TASK REQUIREMENTS:
Return only the number of lines in the material below holding the string "DISABLED".

MATERIALS PROVIDED:
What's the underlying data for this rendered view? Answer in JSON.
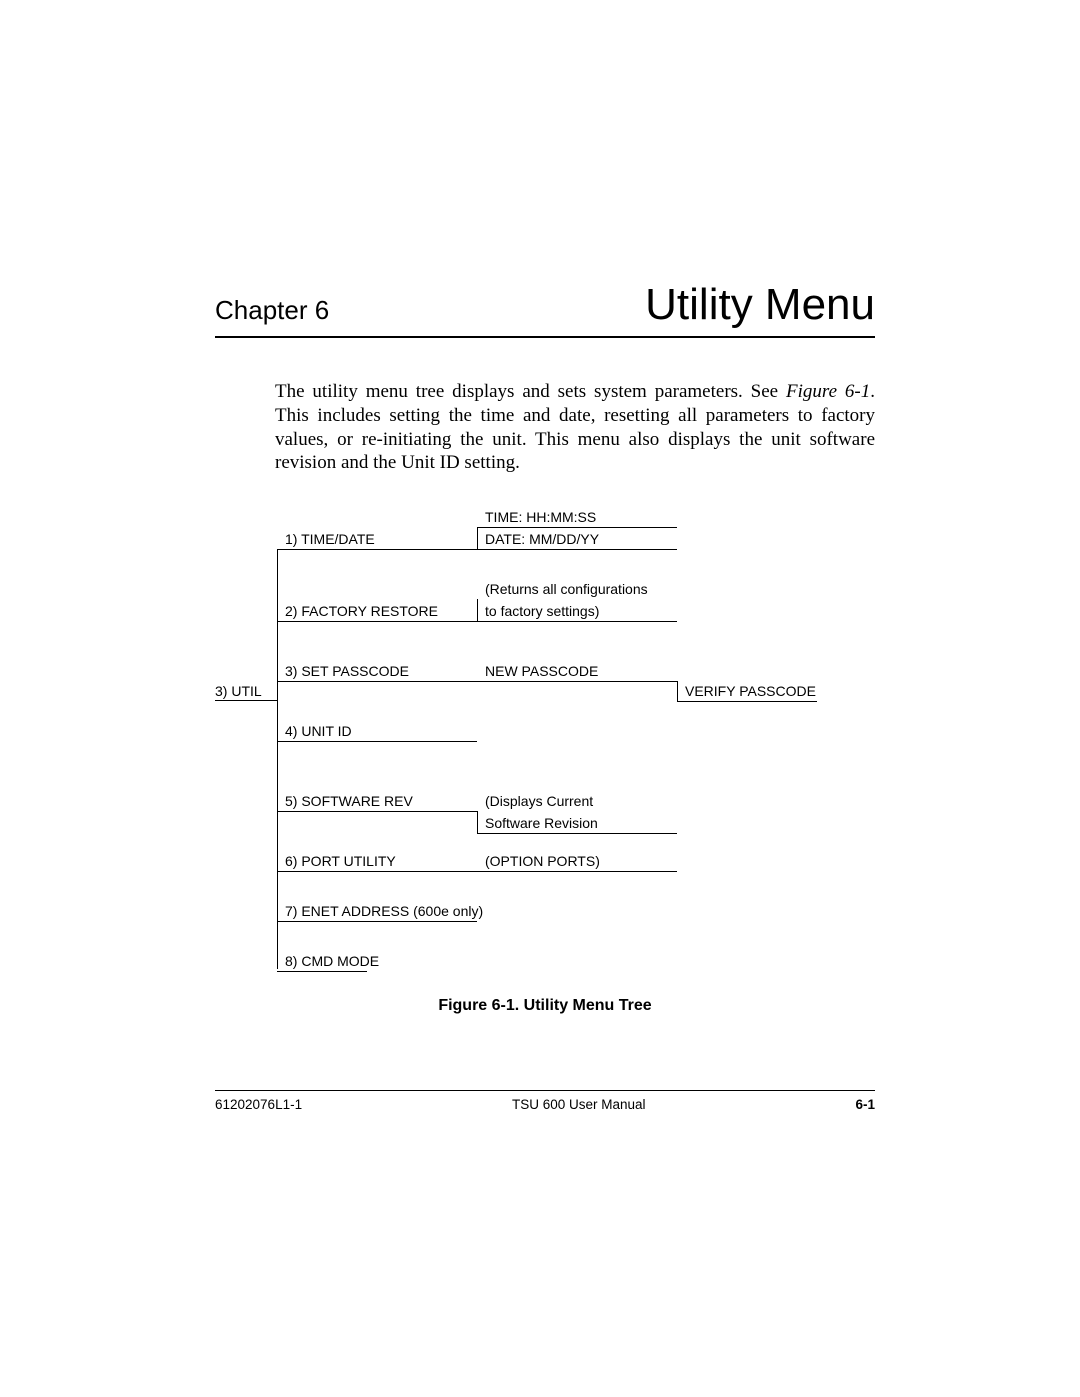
{
  "header": {
    "chapter": "Chapter 6",
    "title": "Utility Menu"
  },
  "body": {
    "p1_a": "The utility menu tree displays and sets system parameters. See ",
    "fig_ref": "Figure 6-1",
    "p1_b": ". This includes setting the time and date, resetting all parameters to factory values, or  re-initiating the unit.  This menu also displays the unit software revision and the Unit ID setting."
  },
  "tree": {
    "root": "3) UTIL",
    "items": [
      "1) TIME/DATE",
      "2) FACTORY RESTORE",
      "3) SET PASSCODE",
      "4) UNIT ID",
      "5) SOFTWARE REV",
      "6) PORT UTILITY",
      "7)  ENET ADDRESS (600e only)",
      "8)  CMD MODE"
    ],
    "col2": {
      "time": "TIME: HH:MM:SS",
      "date": "DATE: MM/DD/YY",
      "factory1": "(Returns all configurations",
      "factory2": "to factory settings)",
      "newpass": "NEW PASSCODE",
      "soft1": "(Displays Current",
      "soft2": "Software Revision",
      "ports": "(OPTION PORTS)"
    },
    "col3": {
      "verify": "VERIFY PASSCODE"
    }
  },
  "figure_caption": "Figure 6-1.  Utility Menu Tree",
  "footer": {
    "left": "61202076L1-1",
    "center": "TSU 600 User Manual",
    "right": "6-1"
  }
}
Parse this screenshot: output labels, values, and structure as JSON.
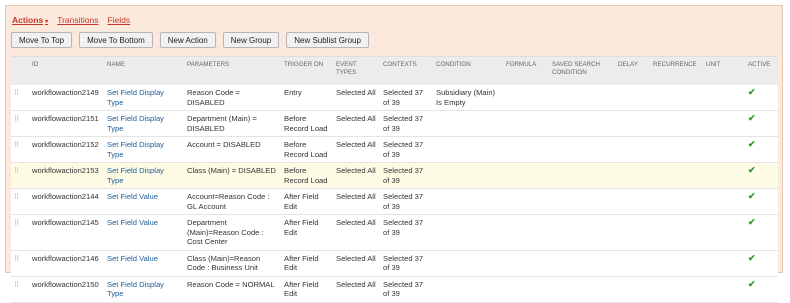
{
  "tabs": [
    {
      "label": "Actions",
      "active": true
    },
    {
      "label": "Transitions",
      "active": false
    },
    {
      "label": "Fields",
      "active": false
    }
  ],
  "buttons": {
    "move_top": "Move To Top",
    "move_bottom": "Move To Bottom",
    "new_action": "New Action",
    "new_group": "New Group",
    "new_sublist_group": "New Sublist Group"
  },
  "headers": {
    "id": "ID",
    "name": "NAME",
    "parameters": "PARAMETERS",
    "trigger_on": "TRIGGER ON",
    "event_types": "EVENT TYPES",
    "contexts": "CONTEXTS",
    "condition": "CONDITION",
    "formula": "FORMULA",
    "saved_search": "SAVED SEARCH CONDITION",
    "delay": "DELAY",
    "recurrence": "RECURRENCE",
    "unit": "UNIT",
    "active": "ACTIVE"
  },
  "rows": [
    {
      "id": "workflowaction2149",
      "name": "Set Field Display Type",
      "params": "Reason Code = DISABLED",
      "trigger": "Entry",
      "events": "Selected All",
      "contexts": "Selected 37 of 39",
      "condition": "Subsidiary (Main) Is Empty"
    },
    {
      "id": "workflowaction2151",
      "name": "Set Field Display Type",
      "params": "Department (Main) = DISABLED",
      "trigger": "Before Record Load",
      "events": "Selected All",
      "contexts": "Selected 37 of 39",
      "condition": ""
    },
    {
      "id": "workflowaction2152",
      "name": "Set Field Display Type",
      "params": "Account = DISABLED",
      "trigger": "Before Record Load",
      "events": "Selected All",
      "contexts": "Selected 37 of 39",
      "condition": ""
    },
    {
      "id": "workflowaction2153",
      "name": "Set Field Display Type",
      "params": "Class (Main) = DISABLED",
      "trigger": "Before Record Load",
      "events": "Selected All",
      "contexts": "Selected 37 of 39",
      "condition": ""
    },
    {
      "id": "workflowaction2144",
      "name": "Set Field Value",
      "params": "Account=Reason Code : GL Account",
      "trigger": "After Field Edit",
      "events": "Selected All",
      "contexts": "Selected 37 of 39",
      "condition": ""
    },
    {
      "id": "workflowaction2145",
      "name": "Set Field Value",
      "params": "Department (Main)=Reason Code : Cost Center",
      "trigger": "After Field Edit",
      "events": "Selected All",
      "contexts": "Selected 37 of 39",
      "condition": ""
    },
    {
      "id": "workflowaction2146",
      "name": "Set Field Value",
      "params": "Class (Main)=Reason Code : Business Unit",
      "trigger": "After Field Edit",
      "events": "Selected All",
      "contexts": "Selected 37 of 39",
      "condition": ""
    },
    {
      "id": "workflowaction2150",
      "name": "Set Field Display Type",
      "params": "Reason Code = NORMAL",
      "trigger": "After Field Edit",
      "events": "Selected All",
      "contexts": "Selected 37 of 39",
      "condition": ""
    }
  ],
  "icons": {
    "drag": "drag-handle-icon",
    "active": "checkmark-icon",
    "tab_caret": "caret-down-icon"
  },
  "colors": {
    "tab_text": "#c0392b",
    "link": "#1f5c99",
    "frame_bg": "#fbe9de",
    "check": "#2b9a2b",
    "highlight_row": "#fffce6"
  }
}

FINISHED EXERCISE:
4